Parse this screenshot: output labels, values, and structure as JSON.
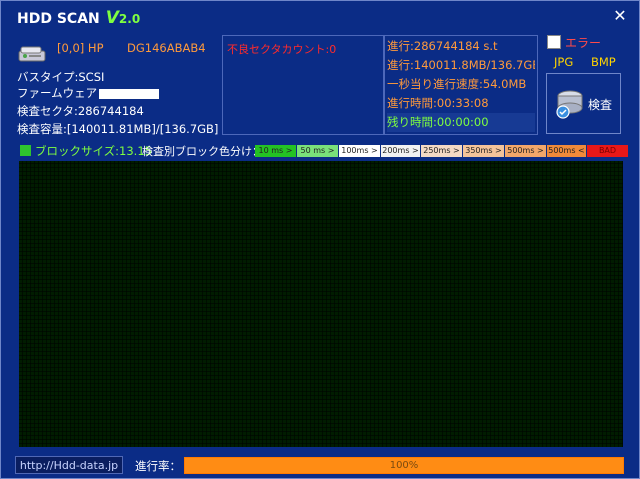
{
  "window": {
    "title": "HDD SCAN",
    "version_major": "V",
    "version_num": "2.0",
    "close": "✕"
  },
  "drive": {
    "id": "[0,0] HP",
    "model": "DG146ABAB4",
    "bus_type": "バスタイプ:SCSI",
    "firmware_label": "ファームウェア",
    "sectors": "検査セクタ:286744184",
    "capacity": "検査容量:[140011.81MB]/[136.7GB]"
  },
  "bad_sectors": {
    "label": "不良セクタカウント:0"
  },
  "stats": {
    "progress": "進行:286744184 s.t",
    "progress_size": "進行:140011.8MB/136.7GB",
    "speed": "一秒当り進行速度:54.0MB",
    "elapsed": "進行時間:00:33:08",
    "remaining": "残り時間:00:00:00"
  },
  "options": {
    "error_label": "エラー",
    "jpg": "JPG",
    "bmp": "BMP",
    "scan_button": "検査"
  },
  "legend": {
    "block_size": "ブロックサイズ:13.15",
    "color_by_label": "検査別ブロック色分け：",
    "items": [
      {
        "label": "10 ms >",
        "color": "#24c224"
      },
      {
        "label": "50 ms >",
        "color": "#7ae07a"
      },
      {
        "label": "100ms >",
        "color": "#ffffff"
      },
      {
        "label": "200ms >",
        "color": "#f2f2f2"
      },
      {
        "label": "250ms >",
        "color": "#f3d9c4"
      },
      {
        "label": "350ms >",
        "color": "#f3c39a"
      },
      {
        "label": "500ms >",
        "color": "#f2a76a"
      },
      {
        "label": "500ms <",
        "color": "#f08a3a"
      },
      {
        "label": "BAD",
        "color": "#e81818"
      }
    ]
  },
  "footer": {
    "url": "http://Hdd-data.jp",
    "progress_label": "進行率：",
    "progress_text": "100%",
    "progress_value": 1.0
  }
}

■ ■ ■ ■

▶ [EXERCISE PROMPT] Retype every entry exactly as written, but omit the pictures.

▶ [ANSWER TO THE EXERCISE]
Parse this screenshot: output labels, values, and structure as JSON.
{
  "window": {
    "title": "HDD SCAN",
    "version_major": "V",
    "version_num": "2.0",
    "close": "✕"
  },
  "drive": {
    "id": "[0,0] HP",
    "model": "DG146ABAB4",
    "bus_type": "バスタイプ:SCSI",
    "firmware_label": "ファームウェア",
    "sectors": "検査セクタ:286744184",
    "capacity": "検査容量:[140011.81MB]/[136.7GB]"
  },
  "bad_sectors": {
    "label": "不良セクタカウント:0"
  },
  "stats": {
    "progress": "進行:286744184 s.t",
    "progress_size": "進行:140011.8MB/136.7GB",
    "speed": "一秒当り進行速度:54.0MB",
    "elapsed": "進行時間:00:33:08",
    "remaining": "残り時間:00:00:00"
  },
  "options": {
    "error_label": "エラー",
    "jpg": "JPG",
    "bmp": "BMP",
    "scan_button": "検査"
  },
  "legend": {
    "block_size": "ブロックサイズ:13.15",
    "color_by_label": "検査別ブロック色分け：",
    "items": [
      {
        "label": "10 ms >",
        "color": "#24c224"
      },
      {
        "label": "50 ms >",
        "color": "#7ae07a"
      },
      {
        "label": "100ms >",
        "color": "#ffffff"
      },
      {
        "label": "200ms >",
        "color": "#f2f2f2"
      },
      {
        "label": "250ms >",
        "color": "#f3d9c4"
      },
      {
        "label": "350ms >",
        "color": "#f3c39a"
      },
      {
        "label": "500ms >",
        "color": "#f2a76a"
      },
      {
        "label": "500ms <",
        "color": "#f08a3a"
      },
      {
        "label": "BAD",
        "color": "#e81818"
      }
    ]
  },
  "footer": {
    "url": "http://Hdd-data.jp",
    "progress_label": "進行率：",
    "progress_text": "100%",
    "progress_value": 1.0
  }
}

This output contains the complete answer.